_INFORMATION GIVEN_:
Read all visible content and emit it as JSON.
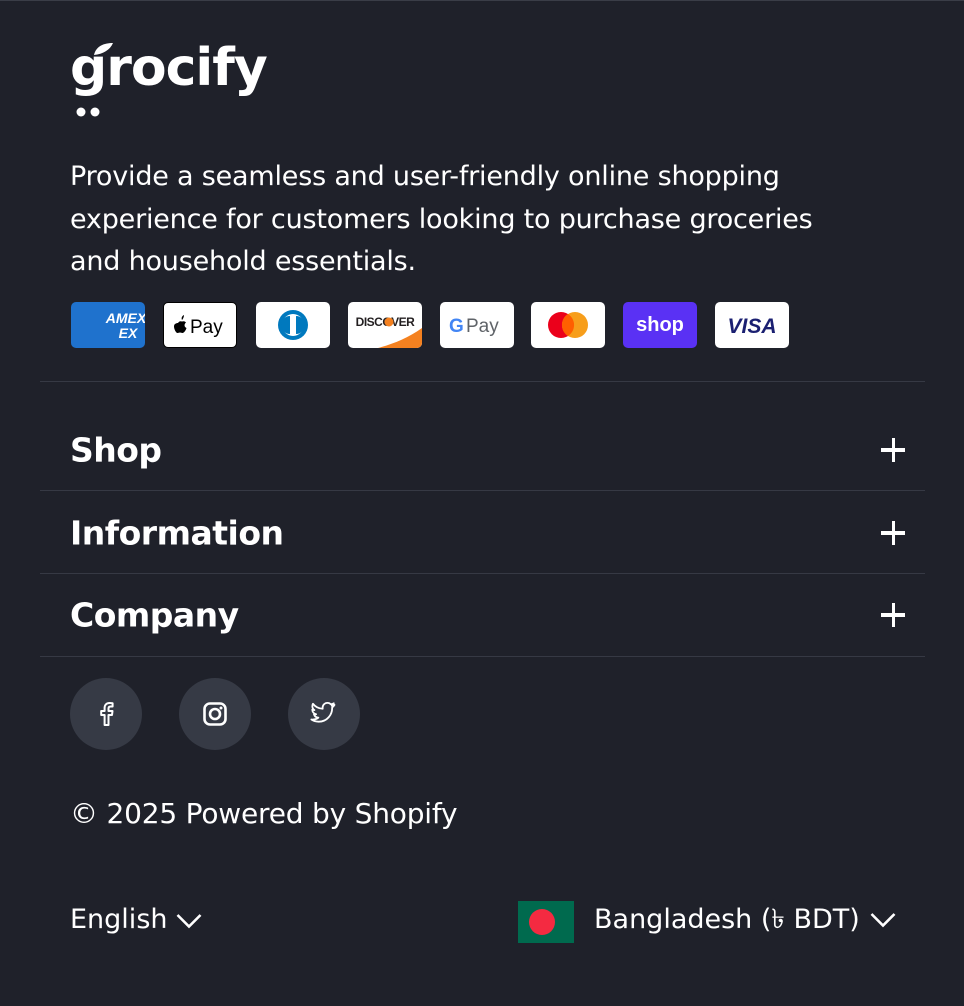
{
  "brand": {
    "logo_text": "grocify"
  },
  "footer": {
    "description": "Provide a seamless and user-friendly online shopping experience for customers looking to purchase groceries and household essentials.",
    "payment_methods": [
      {
        "name": "American Express",
        "icon": "amex-icon",
        "label": "AMEX"
      },
      {
        "name": "Apple Pay",
        "icon": "apple-pay-icon",
        "label": "Pay"
      },
      {
        "name": "Diners Club",
        "icon": "diners-club-icon"
      },
      {
        "name": "Discover",
        "icon": "discover-icon",
        "label": "DISCOVER"
      },
      {
        "name": "Google Pay",
        "icon": "google-pay-icon",
        "label": "Pay"
      },
      {
        "name": "Mastercard",
        "icon": "mastercard-icon"
      },
      {
        "name": "Shop Pay",
        "icon": "shop-pay-icon",
        "label": "shop"
      },
      {
        "name": "Visa",
        "icon": "visa-icon",
        "label": "VISA"
      }
    ],
    "accordion": [
      {
        "title": "Shop"
      },
      {
        "title": "Information"
      },
      {
        "title": "Company"
      }
    ],
    "social": [
      {
        "name": "Facebook",
        "icon": "facebook-icon"
      },
      {
        "name": "Instagram",
        "icon": "instagram-icon"
      },
      {
        "name": "Twitter",
        "icon": "twitter-icon"
      }
    ],
    "copyright": "© 2025 Powered by Shopify",
    "language": "English",
    "country": "Bangladesh (৳ BDT)"
  },
  "colors": {
    "background": "#1f212a",
    "divider": "#363944",
    "social_bg": "#363a45",
    "text": "#ffffff",
    "shop_pay": "#5a31f4",
    "amex": "#1f72cd",
    "flag_green": "#006a4e",
    "flag_red": "#f42a41"
  }
}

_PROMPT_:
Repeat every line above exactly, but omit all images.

_REPLY TO THE TASK_:
Read all visible content and emit it as JSON.
{
  "brand": {
    "logo_text": "grocify"
  },
  "footer": {
    "description": "Provide a seamless and user-friendly online shopping experience for customers looking to purchase groceries and household essentials.",
    "payment_methods": [
      {
        "name": "American Express",
        "icon": "amex-icon",
        "label": "AMEX"
      },
      {
        "name": "Apple Pay",
        "icon": "apple-pay-icon",
        "label": "Pay"
      },
      {
        "name": "Diners Club",
        "icon": "diners-club-icon"
      },
      {
        "name": "Discover",
        "icon": "discover-icon",
        "label": "DISCOVER"
      },
      {
        "name": "Google Pay",
        "icon": "google-pay-icon",
        "label": "Pay"
      },
      {
        "name": "Mastercard",
        "icon": "mastercard-icon"
      },
      {
        "name": "Shop Pay",
        "icon": "shop-pay-icon",
        "label": "shop"
      },
      {
        "name": "Visa",
        "icon": "visa-icon",
        "label": "VISA"
      }
    ],
    "accordion": [
      {
        "title": "Shop"
      },
      {
        "title": "Information"
      },
      {
        "title": "Company"
      }
    ],
    "social": [
      {
        "name": "Facebook",
        "icon": "facebook-icon"
      },
      {
        "name": "Instagram",
        "icon": "instagram-icon"
      },
      {
        "name": "Twitter",
        "icon": "twitter-icon"
      }
    ],
    "copyright": "© 2025 Powered by Shopify",
    "language": "English",
    "country": "Bangladesh (৳ BDT)"
  },
  "colors": {
    "background": "#1f212a",
    "divider": "#363944",
    "social_bg": "#363a45",
    "text": "#ffffff",
    "shop_pay": "#5a31f4",
    "amex": "#1f72cd",
    "flag_green": "#006a4e",
    "flag_red": "#f42a41"
  }
}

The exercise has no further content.